I’d like to welcome today’s special guest, Grace Elliot. Grace is the author of The Huntley Trilogy; Eulogy’s Secret, Hope’s Betrayal (review here) and the forthcoming Verity’s Lies, as well as her extremely favorably received debut, A Dead Man’s Debt. Reviewers have been comparing Ms. Elliot to Georgette Heyer. High praise, indeed!
I enjoyed the glimpse into the hardships that drove people into the smugglers’ life, as embodied in the heroine of Hope’s Betrayal. But as Ms. Elliot tells us in her guest post, there was more reality in the story than I thought.
Read on for the details…
Blue Plaque Inspiration*
Hello, it’s lovely to be here and thank you to Marlene for hosting me. I love Marlene’s strap line, ‘Escape reality, read fiction,’ and it inspired me to post about how real life inspired my latest historical romance, ‘Hope’s Betrayal.’
Everyone needs an escape from the pressures of everyday life and one of my safety valves is visiting theIsle of Wight. It is a beautiful, tranquil place with secret beaches, ever changing seas and wonderful wildlife – especially birds. We are lucky enough to stay within sight of the sea, in a place where the village green is flanked by Georgian fishermen’s cottages. The pace of life is so relaxing there, plenty of time for walks, reading and letting the imagination run riot – which brings me back to the inspiration behind ‘Hope’s Betrayal.’
In the 17th and 18th century the long coastline, with secluded inlets and treacherous shallows, made it an ideal for the local fishermen to take up the lucrative business of smuggling. On one of my walks in the village, I spotted a blue-plaque (*) mounted amongst the wisteria on a cottage wall. The plaque marked the birth place of a fisherman’s daughter, born in 1792, who eventually married a Prince from the royal house of Bourbon. This whetted my appetite to find out more and I started researching the ‘Lady of Chantilly.’
I found out that this woman, a humble fisherman’s daughter, was reputedly so beautiful that when caught smuggling, the Revenue officer couldn’t bring himself to arrest her. Now whether this local lore is true, or a romantic embellishment of the facts, it set my writer’s mind whirling. What a fantastic starting point for a story – the tension between two people, who live on opposite sides of the law, falling in love! Which would be stronger: the values they were raised with, or their love? What would be the price of such a love?

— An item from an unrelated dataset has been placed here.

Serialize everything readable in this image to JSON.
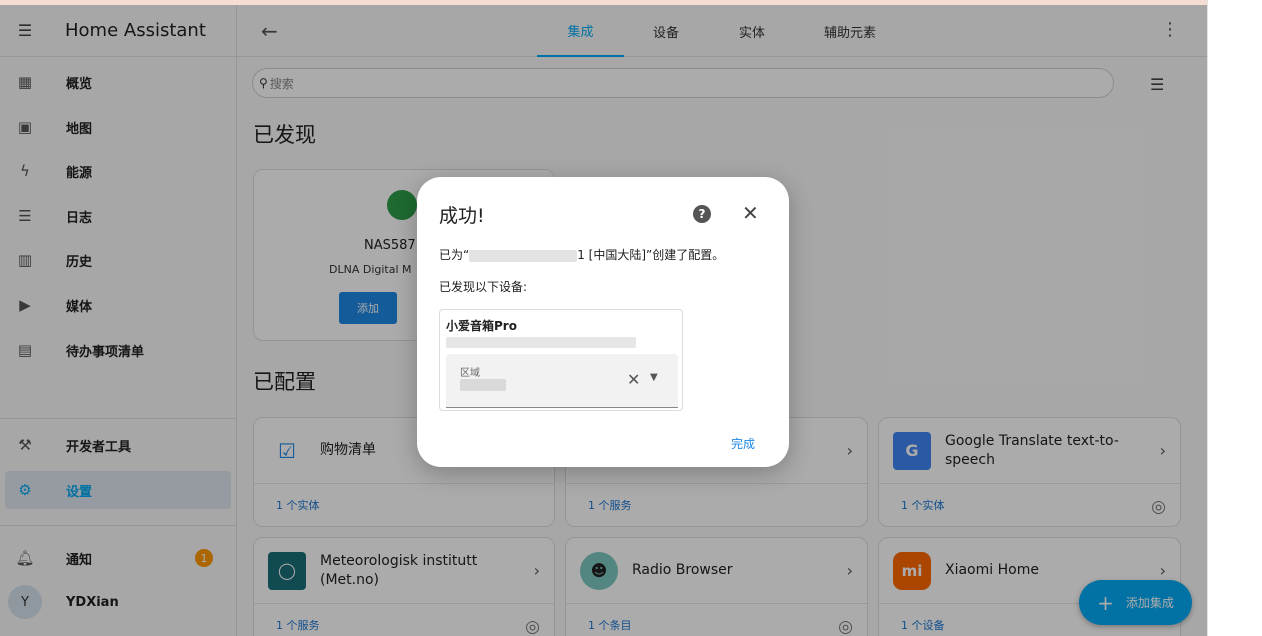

And thus ‘Hope’s Betrayal’, was born:
(* – In the UK, places of special note, i.e. birth places of famous writers, politicians, etc. are marked by a blue-plaque on the wall which lists the details of their life.)
Situated in the Solent, just off the south coast of England, the Island has a rich maritime history, and one especially linked with smuggling. In the 17th and 18th centuries it was a perfect stop over for fisherman secretly importing goods from France to England.
Hope’s Betrayal (The Huntley Trilogy, Book 2)
One wild, winter’s night two worlds collide.
Known for his ruthless efficiency, Captain George Huntley is sent to stamp out smuggling on the south coast of England. On a night raid, the Captain captures a smuggler, but finds his troubles are just beginning when the lad turns out to be a lass, Hope Tyler.
With Hope as bait, the Captain sets a trap to catch the rest of the gang. But in a battle of wills, with his reputation at stake, George Huntley starts to respect feisty, independent Hope. Challenged by her sea-green eyes and stubborn loyalty Huntley now faces a new threat – his growing attraction to a sworn enemy. And a love where either Hope betrays her own kind, or Captain Huntley is court-martialed, is not an easy destiny to follow.
A little more about the author, Grace Elliot:
Grace Elliot leads a double life as a veterinarian by day and author of historical romance by night. Grace believes intelligent people need to read romance as an antidote to the modern world. As an avid reader of historicals she turned to writing as a release from the emotionally draining side of veterinary work.
Grace lives near London and is addicted to cats. The Elliot household consists of five cats, two teenage sons, one husband, a guinea pig – and the latest addition – a bearded dragon!
I’d like to thank Grace for being here today, and for this fascinating glimpse into the writing of Hope’s Betrayal. And also for that marvelous cat picture! He does not look best pleased to be photographed. I’ve seen that disgruntled expression before. I think there’s another story there!